A cancer recurrence happens when some cells from your cancer remained, despite treatment to remove them. These cells could be in the same place where your cancer first originated, or they could be in another part of your body.
“When a patient’s cancer goes into remission, it’s a victory for all of us,” said Dr. Hanna. “But then we begin looking at their health through a different lens, watching for potential signs of recurrence.”
Recurrence is divided into three categories:
- Distant recurrence: This refers to cancer that has spread (metastasized) to areas farther away from where your cancer was first found
- Local recurrence: The cancer reappears in the same place it was first found or very close by
- Regional recurrence: Cancer occurs in the lymph nodes and tissue located near your original cancer
In some cases, recurrence can still be cured. Even if it cannot be cured, treatment may be able to slow the cancer’s progress to prolong and improve your quality of life.
Can Cancer Recurrence Be Avoided?
Following your doctor’s orders regarding nutrition, exercise and medication is essential in caring for your cancer and working to keep it controlled. But sometimes, its progression is something you can’t change.
“If cancer recurs, you can’t blame yourself,” said Dr. Hanna. “You may be taking care of yourself and doing everything right, but cancer can be unpredictable and aggressive. We will be here for you through all the ups and downs in this fight.”
Screening is Still the Best Way to Reduce Your Risk
Breast cancer screening is the best way to find breast cancer early, before it spreads.
The American society of breast surgeons and the ACS recommend, and Dr. Figueredo agrees most women receive mammograms every two years starting at age 40. Some may need earlier or more frequent screening — for example, if you have a family history of breast cancer, carry a certain genetic mutation or received radiation therapy to your chest when you were younger.
Talk with your doctor about the screening schedule that would be best for you.

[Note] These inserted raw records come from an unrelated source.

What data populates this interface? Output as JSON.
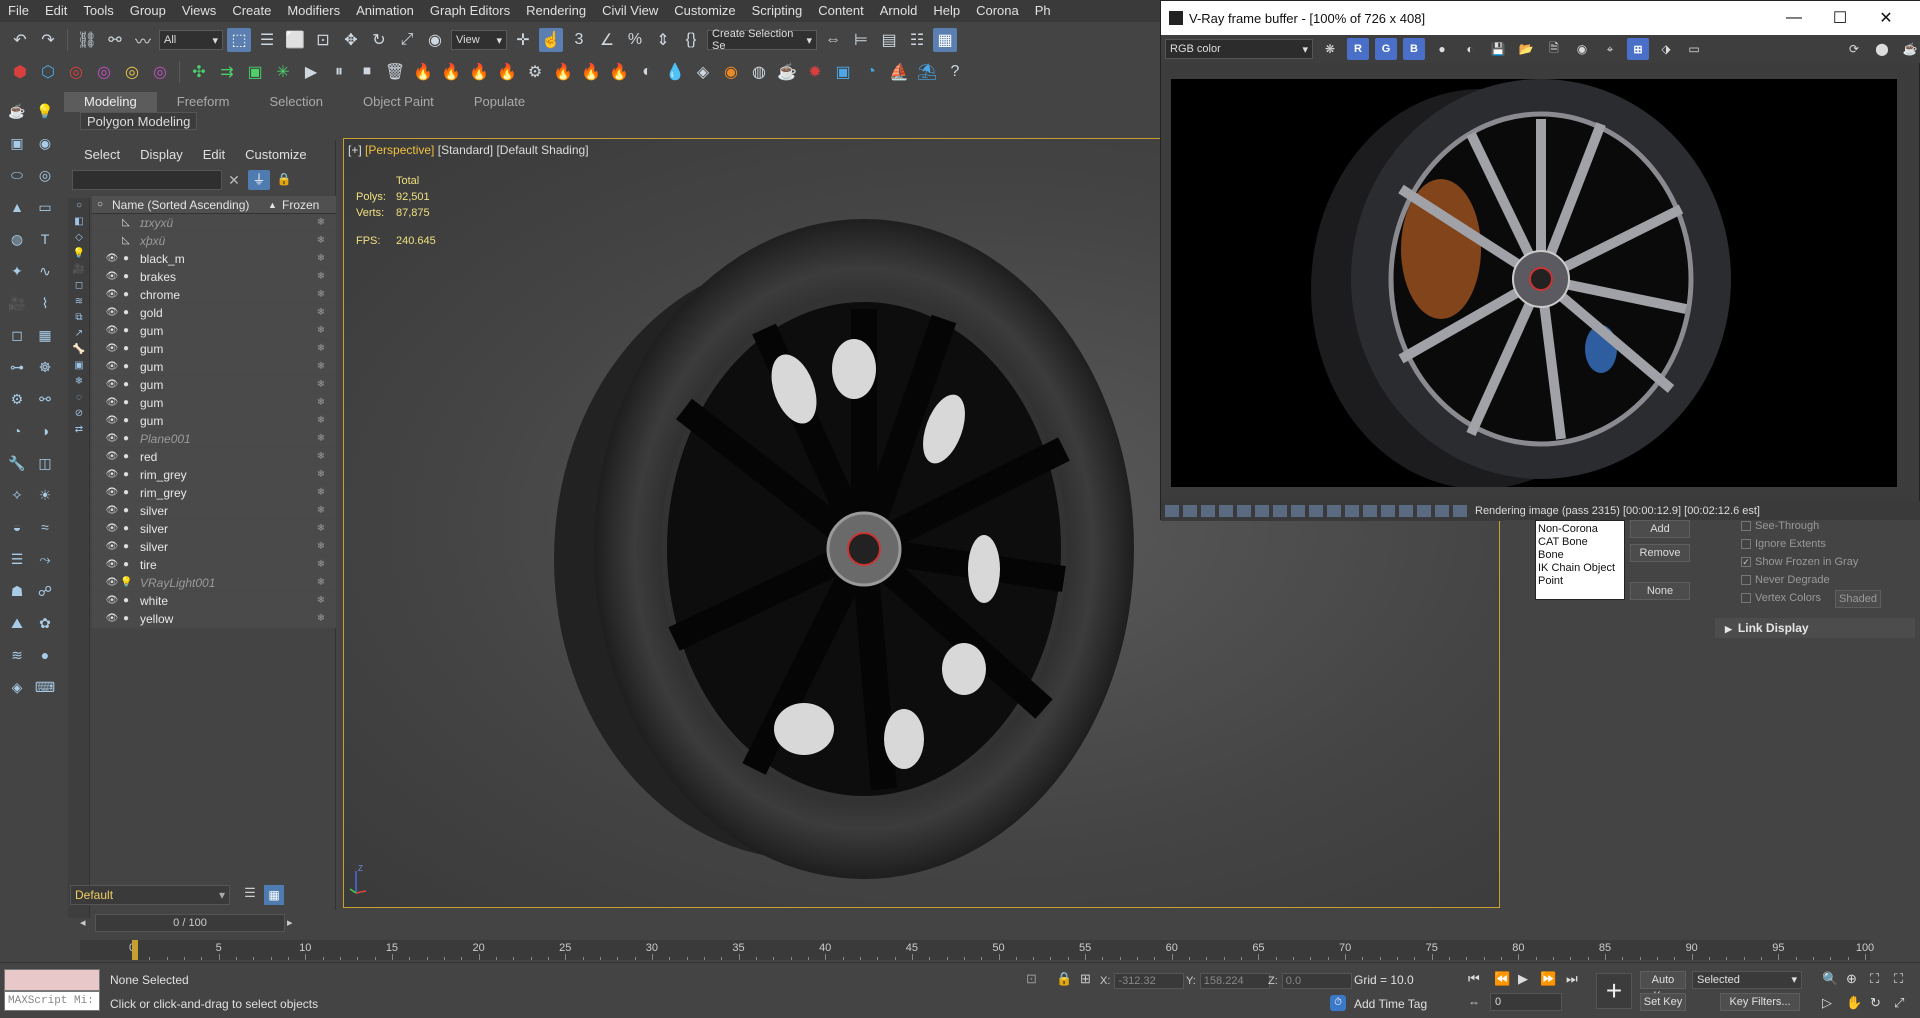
{
  "menu": [
    "File",
    "Edit",
    "Tools",
    "Group",
    "Views",
    "Create",
    "Modifiers",
    "Animation",
    "Graph Editors",
    "Rendering",
    "Civil View",
    "Customize",
    "Scripting",
    "Content",
    "Arnold",
    "Help",
    "Corona",
    "Ph"
  ],
  "toolbar": {
    "selection_filter": "All",
    "ref_coord": "View",
    "named_selection": "Create Selection Se"
  },
  "ribbon": {
    "tabs": [
      "Modeling",
      "Freeform",
      "Selection",
      "Object Paint",
      "Populate"
    ],
    "active_tab": "Modeling",
    "sub_panel": "Polygon Modeling"
  },
  "explorer": {
    "menu": [
      "Select",
      "Display",
      "Edit",
      "Customize"
    ],
    "col_name": "Name (Sorted Ascending)",
    "col_frozen": "Frozen",
    "rows": [
      {
        "name": "ɪɪxyxü",
        "dim": true,
        "icon": "helper"
      },
      {
        "name": "xþxü",
        "dim": true,
        "icon": "helper"
      },
      {
        "name": "black_m",
        "dim": false,
        "icon": "geo"
      },
      {
        "name": "brakes",
        "dim": false,
        "icon": "geo"
      },
      {
        "name": "chrome",
        "dim": false,
        "icon": "geo"
      },
      {
        "name": "gold",
        "dim": false,
        "icon": "geo"
      },
      {
        "name": "gum",
        "dim": false,
        "icon": "geo"
      },
      {
        "name": "gum",
        "dim": false,
        "icon": "geo"
      },
      {
        "name": "gum",
        "dim": false,
        "icon": "geo"
      },
      {
        "name": "gum",
        "dim": false,
        "icon": "geo"
      },
      {
        "name": "gum",
        "dim": false,
        "icon": "geo"
      },
      {
        "name": "gum",
        "dim": false,
        "icon": "geo"
      },
      {
        "name": "Plane001",
        "dim": true,
        "icon": "geo"
      },
      {
        "name": "red",
        "dim": false,
        "icon": "geo"
      },
      {
        "name": "rim_grey",
        "dim": false,
        "icon": "geo"
      },
      {
        "name": "rim_grey",
        "dim": false,
        "icon": "geo"
      },
      {
        "name": "silver",
        "dim": false,
        "icon": "geo"
      },
      {
        "name": "silver",
        "dim": false,
        "icon": "geo"
      },
      {
        "name": "silver",
        "dim": false,
        "icon": "geo"
      },
      {
        "name": "tire",
        "dim": false,
        "icon": "geo"
      },
      {
        "name": "VRayLight001",
        "dim": true,
        "icon": "light"
      },
      {
        "name": "white",
        "dim": false,
        "icon": "geo"
      },
      {
        "name": "yellow",
        "dim": false,
        "icon": "geo"
      }
    ],
    "layer": "Default",
    "frame_range": "0 / 100"
  },
  "viewport": {
    "label_plus": "[+]",
    "label_view": "[Perspective]",
    "label_style": "[Standard]",
    "label_shading": "[Default Shading]",
    "stats_total": "Total",
    "polys_label": "Polys:",
    "polys": "92,501",
    "verts_label": "Verts:",
    "verts": "87,875",
    "fps_label": "FPS:",
    "fps": "240.645"
  },
  "vfb": {
    "title": "V-Ray frame buffer - [100% of 726 x 408]",
    "channel": "RGB color",
    "status": "Rendering image (pass 2315) [00:00:12.9] [00:02:12.6 est]"
  },
  "command_panel": {
    "list": [
      "Non-Corona",
      "CAT Bone",
      "Bone",
      "IK Chain Object",
      "Point"
    ],
    "add": "Add",
    "remove": "Remove",
    "none": "None",
    "see_through": "See-Through",
    "ignore_extents": "Ignore Extents",
    "show_frozen_gray": "Show Frozen in Gray",
    "never_degrade": "Never Degrade",
    "vertex_colors": "Vertex Colors",
    "shaded": "Shaded",
    "link_display": "Link Display"
  },
  "timeline": {
    "ticks": [
      "0",
      "5",
      "10",
      "15",
      "20",
      "25",
      "30",
      "35",
      "40",
      "45",
      "50",
      "55",
      "60",
      "65",
      "70",
      "75",
      "80",
      "85",
      "90",
      "95",
      "100"
    ]
  },
  "status": {
    "maxscript": "MAXScript Mi:",
    "selection": "None Selected",
    "prompt": "Click or click-and-drag to select objects",
    "x_label": "X:",
    "x": "-312.32",
    "y_label": "Y:",
    "y": "158.224",
    "z_label": "Z:",
    "z": "0.0",
    "grid": "Grid = 10.0",
    "add_time_tag": "Add Time Tag",
    "auto_key": "Auto Key",
    "set_key": "Set Key",
    "key_mode": "Selected",
    "key_filters": "Key Filters...",
    "frame": "0"
  },
  "colors": {
    "accent": "#c8a030",
    "viewport_bg": "#4a4a4a",
    "active_tool": "#5a7fb0"
  }
}
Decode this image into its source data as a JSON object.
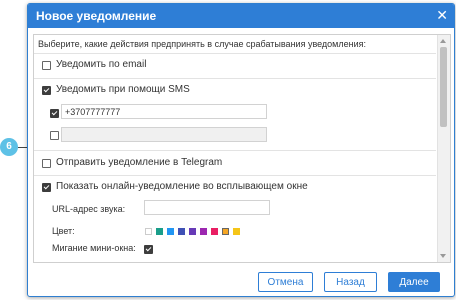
{
  "dialog": {
    "title": "Новое уведомление",
    "intro": "Выберите, какие действия предпринять в случае срабатывания уведомления:",
    "email": {
      "label": "Уведомить по email",
      "checked": false
    },
    "sms": {
      "label": "Уведомить при помощи SMS",
      "checked": true,
      "phones": [
        {
          "value": "+3707777777",
          "checked": true
        },
        {
          "value": "",
          "checked": false
        }
      ]
    },
    "telegram": {
      "label": "Отправить уведомление в Telegram",
      "checked": false
    },
    "popup": {
      "label": "Показать онлайн-уведомление во всплывающем окне",
      "checked": true,
      "sound_label": "URL-адрес звука:",
      "sound_value": "",
      "color_label": "Цвет:",
      "colors": [
        "#ffffff",
        "#1a9e8a",
        "#2196f3",
        "#3f51b5",
        "#673ab7",
        "#9c27b0",
        "#e91e63",
        "#f5a623",
        "#f5c518"
      ],
      "selected_color_index": 7,
      "blink_label": "Мигание мини-окна:",
      "blink_checked": true
    }
  },
  "buttons": {
    "cancel": "Отмена",
    "back": "Назад",
    "next": "Далее"
  },
  "callout": {
    "number": "6"
  }
}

The cancer programs at AdventHealth offer the peace of mind that comes from knowing you’re doing everything you can to spot breast cancer early. And even if cancer is found, we’re here with compassionate care, hope and the latest treatment options.